There is no denying that St. Ignatius has had a big influence on the Church. But I don’t think that is why people are drawn to him and his spiritual exercises. I believe it is because he speaks the truth about the spiritual and everyday life fitting together. We don’t live out our spiritual life during our prayer time or when we are at Mass and then leave it all behind. When we do that, we are not being authentic Christians.
Ignatius time and again reminds us that our faith is lived and that God is with us in that lived faith. How we are living and how we are feeling about our life is a visible sign of our spiritual life in many ways. We all have been tired from too much work or endless tasks that drain our physical or mental energy. So, we rest, and we can get up and do it again. At times, though, the rest doesn’t seem to help. We begin to feel like life is drudgery, meaningless, unfulfilling. No amount of rest or sleep revives us. Those are the times when I wish I could blink and move to some new place where life would be alive and fulfilling again.
Instead, I am reminded by Ignatius’ words that the trouble is I am not living the life God calls me to. I’m living how I think or the world or well-meaning family or friends think is best. I might be ignoring the still, small voice saying, “look here is the answer.” Or worse, I convince myself God is not with me, guiding and sustaining me.
The beginnings of the spiritual exercises that Ignatius gave us come from him realizing what spoke to him deeply and what flitted by in a moment of happiness. Yes, the stories of chivalry were fun and enjoyable, but they left no lasting impression. On the other hand, the saints left an impression, made Ignatius think, and led him to understand that serving God was the path to truly being alive.
Alive and Not Lukewarm
And that, my friends, is our call as well. If you find yourself overcome with tiredness, listless and just going through the motions of life it may be time to look at what you are doing every day. What in your life makes you feel alive? If you’ve lost the answer, ask God. And then, as best as possible, do what makes you feel most alive.
To think about
What makes you feel most alive? If you’ve lost it, how can you get it back?
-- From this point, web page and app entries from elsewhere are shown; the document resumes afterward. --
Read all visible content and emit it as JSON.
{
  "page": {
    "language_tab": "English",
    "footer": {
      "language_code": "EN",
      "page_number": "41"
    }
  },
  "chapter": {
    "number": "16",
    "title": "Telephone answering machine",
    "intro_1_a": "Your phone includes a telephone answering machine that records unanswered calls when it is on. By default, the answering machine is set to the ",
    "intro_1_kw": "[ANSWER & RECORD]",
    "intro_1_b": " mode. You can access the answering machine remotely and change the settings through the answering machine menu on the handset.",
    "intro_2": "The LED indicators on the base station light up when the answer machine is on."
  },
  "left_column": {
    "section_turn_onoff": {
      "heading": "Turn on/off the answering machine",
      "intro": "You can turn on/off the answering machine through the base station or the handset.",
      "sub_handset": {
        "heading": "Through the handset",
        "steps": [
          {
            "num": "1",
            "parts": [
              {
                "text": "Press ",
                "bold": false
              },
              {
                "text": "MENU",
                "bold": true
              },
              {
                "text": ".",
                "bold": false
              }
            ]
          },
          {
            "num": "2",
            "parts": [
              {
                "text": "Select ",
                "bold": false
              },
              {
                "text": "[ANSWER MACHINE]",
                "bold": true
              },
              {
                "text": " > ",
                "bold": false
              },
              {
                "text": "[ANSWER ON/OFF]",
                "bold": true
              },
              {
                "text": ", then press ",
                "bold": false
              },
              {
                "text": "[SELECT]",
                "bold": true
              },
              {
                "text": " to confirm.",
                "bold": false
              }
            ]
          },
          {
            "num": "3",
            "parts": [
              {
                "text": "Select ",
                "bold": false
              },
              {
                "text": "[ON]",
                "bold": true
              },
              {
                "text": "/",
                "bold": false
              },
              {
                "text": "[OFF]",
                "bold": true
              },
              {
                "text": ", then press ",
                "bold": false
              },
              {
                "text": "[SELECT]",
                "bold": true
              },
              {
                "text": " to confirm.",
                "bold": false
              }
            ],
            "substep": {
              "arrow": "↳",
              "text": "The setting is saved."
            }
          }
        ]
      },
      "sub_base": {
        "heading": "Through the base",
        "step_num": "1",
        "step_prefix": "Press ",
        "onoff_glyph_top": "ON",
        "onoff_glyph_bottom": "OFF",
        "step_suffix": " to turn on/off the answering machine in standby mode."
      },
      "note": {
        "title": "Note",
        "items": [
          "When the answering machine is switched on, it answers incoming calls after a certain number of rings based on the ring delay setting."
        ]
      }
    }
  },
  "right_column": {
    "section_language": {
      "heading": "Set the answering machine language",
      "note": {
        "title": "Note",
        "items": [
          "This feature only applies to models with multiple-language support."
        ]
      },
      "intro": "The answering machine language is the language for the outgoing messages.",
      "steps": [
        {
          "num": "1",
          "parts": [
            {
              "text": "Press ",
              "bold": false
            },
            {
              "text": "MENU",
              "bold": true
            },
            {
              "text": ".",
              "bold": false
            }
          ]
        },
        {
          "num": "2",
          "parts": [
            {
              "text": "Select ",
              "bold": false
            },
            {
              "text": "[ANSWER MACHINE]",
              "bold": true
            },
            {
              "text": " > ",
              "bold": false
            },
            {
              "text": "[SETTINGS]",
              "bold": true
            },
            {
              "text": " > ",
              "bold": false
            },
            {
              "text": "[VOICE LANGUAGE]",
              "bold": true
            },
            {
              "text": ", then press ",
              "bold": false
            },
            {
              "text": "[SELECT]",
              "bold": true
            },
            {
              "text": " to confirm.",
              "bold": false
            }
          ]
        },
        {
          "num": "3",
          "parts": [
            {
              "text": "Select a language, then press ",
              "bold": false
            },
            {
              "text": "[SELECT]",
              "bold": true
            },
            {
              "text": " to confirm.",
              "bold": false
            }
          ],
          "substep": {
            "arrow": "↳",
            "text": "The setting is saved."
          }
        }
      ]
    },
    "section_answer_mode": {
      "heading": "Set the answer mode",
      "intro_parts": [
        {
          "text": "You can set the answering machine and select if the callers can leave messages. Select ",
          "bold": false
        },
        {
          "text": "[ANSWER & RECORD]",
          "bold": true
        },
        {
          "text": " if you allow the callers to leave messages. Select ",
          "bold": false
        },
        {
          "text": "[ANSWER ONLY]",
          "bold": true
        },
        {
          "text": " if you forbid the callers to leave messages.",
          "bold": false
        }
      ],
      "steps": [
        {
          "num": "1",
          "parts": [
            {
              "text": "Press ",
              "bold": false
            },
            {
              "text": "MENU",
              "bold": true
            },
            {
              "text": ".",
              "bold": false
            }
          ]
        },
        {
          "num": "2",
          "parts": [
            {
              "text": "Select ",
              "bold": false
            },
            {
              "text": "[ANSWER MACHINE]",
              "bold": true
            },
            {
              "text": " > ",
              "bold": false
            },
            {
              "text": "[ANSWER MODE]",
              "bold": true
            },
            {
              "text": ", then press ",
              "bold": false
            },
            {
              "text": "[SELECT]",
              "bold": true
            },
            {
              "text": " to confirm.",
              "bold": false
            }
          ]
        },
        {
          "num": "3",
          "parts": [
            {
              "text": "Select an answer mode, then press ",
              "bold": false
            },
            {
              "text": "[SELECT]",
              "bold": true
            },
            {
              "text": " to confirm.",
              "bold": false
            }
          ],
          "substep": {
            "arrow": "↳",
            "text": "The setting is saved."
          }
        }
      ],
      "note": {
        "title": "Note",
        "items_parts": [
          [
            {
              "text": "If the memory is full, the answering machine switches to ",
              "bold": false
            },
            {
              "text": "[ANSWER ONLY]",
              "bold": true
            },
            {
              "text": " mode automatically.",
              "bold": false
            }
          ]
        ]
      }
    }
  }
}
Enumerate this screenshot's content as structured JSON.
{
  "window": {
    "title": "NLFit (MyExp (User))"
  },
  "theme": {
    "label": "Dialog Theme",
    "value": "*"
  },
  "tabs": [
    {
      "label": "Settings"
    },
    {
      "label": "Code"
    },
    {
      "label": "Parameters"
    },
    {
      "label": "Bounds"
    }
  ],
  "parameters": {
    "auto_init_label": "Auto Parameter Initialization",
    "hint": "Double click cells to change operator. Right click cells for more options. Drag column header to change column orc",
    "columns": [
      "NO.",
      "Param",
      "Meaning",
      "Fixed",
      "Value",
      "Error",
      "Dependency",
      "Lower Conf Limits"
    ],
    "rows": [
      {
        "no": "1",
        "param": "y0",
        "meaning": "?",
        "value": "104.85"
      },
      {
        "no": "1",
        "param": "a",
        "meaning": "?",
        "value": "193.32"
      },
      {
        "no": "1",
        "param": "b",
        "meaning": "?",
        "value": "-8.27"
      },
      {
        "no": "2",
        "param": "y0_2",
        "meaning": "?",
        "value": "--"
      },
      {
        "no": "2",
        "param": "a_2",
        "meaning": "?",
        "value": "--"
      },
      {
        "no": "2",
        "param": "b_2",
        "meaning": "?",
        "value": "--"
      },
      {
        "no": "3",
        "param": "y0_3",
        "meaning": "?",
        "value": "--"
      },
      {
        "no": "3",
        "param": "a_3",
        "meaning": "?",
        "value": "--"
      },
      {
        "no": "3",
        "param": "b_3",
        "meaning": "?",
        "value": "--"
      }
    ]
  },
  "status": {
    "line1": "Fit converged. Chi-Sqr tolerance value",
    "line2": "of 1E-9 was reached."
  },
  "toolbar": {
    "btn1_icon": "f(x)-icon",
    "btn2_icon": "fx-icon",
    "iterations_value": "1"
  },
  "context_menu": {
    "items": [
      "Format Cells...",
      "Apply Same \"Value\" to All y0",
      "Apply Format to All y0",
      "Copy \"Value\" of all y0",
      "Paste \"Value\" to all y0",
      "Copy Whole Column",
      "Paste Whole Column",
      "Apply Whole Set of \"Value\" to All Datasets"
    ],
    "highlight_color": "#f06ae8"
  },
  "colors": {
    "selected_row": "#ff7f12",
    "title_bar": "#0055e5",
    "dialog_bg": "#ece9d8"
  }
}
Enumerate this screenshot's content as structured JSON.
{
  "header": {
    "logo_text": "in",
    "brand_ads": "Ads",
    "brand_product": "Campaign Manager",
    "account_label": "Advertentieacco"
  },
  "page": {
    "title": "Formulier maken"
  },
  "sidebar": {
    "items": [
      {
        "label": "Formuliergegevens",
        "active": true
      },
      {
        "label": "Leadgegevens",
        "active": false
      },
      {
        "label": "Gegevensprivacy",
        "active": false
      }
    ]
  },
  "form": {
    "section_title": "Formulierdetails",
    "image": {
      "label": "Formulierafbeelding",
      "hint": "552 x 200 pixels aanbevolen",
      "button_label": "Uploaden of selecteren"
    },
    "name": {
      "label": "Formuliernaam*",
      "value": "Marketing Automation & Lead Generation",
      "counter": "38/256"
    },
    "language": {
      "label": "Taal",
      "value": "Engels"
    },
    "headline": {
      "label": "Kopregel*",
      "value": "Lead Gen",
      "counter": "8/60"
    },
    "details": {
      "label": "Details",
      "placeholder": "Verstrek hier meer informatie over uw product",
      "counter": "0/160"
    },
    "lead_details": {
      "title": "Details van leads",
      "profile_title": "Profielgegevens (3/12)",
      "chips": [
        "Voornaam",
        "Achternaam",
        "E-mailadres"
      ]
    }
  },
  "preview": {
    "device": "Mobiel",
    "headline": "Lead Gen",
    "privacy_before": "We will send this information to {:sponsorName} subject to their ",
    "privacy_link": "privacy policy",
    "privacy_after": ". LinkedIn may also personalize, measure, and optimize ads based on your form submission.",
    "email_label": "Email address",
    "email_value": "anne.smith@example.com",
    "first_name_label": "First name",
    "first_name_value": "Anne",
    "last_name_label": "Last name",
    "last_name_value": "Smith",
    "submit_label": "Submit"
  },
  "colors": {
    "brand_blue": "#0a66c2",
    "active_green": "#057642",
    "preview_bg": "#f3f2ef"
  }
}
This post is part of a month-long celebration of all things St. Ignatius leading up to his feast day on July 31. For more about this celebration, click on the image below.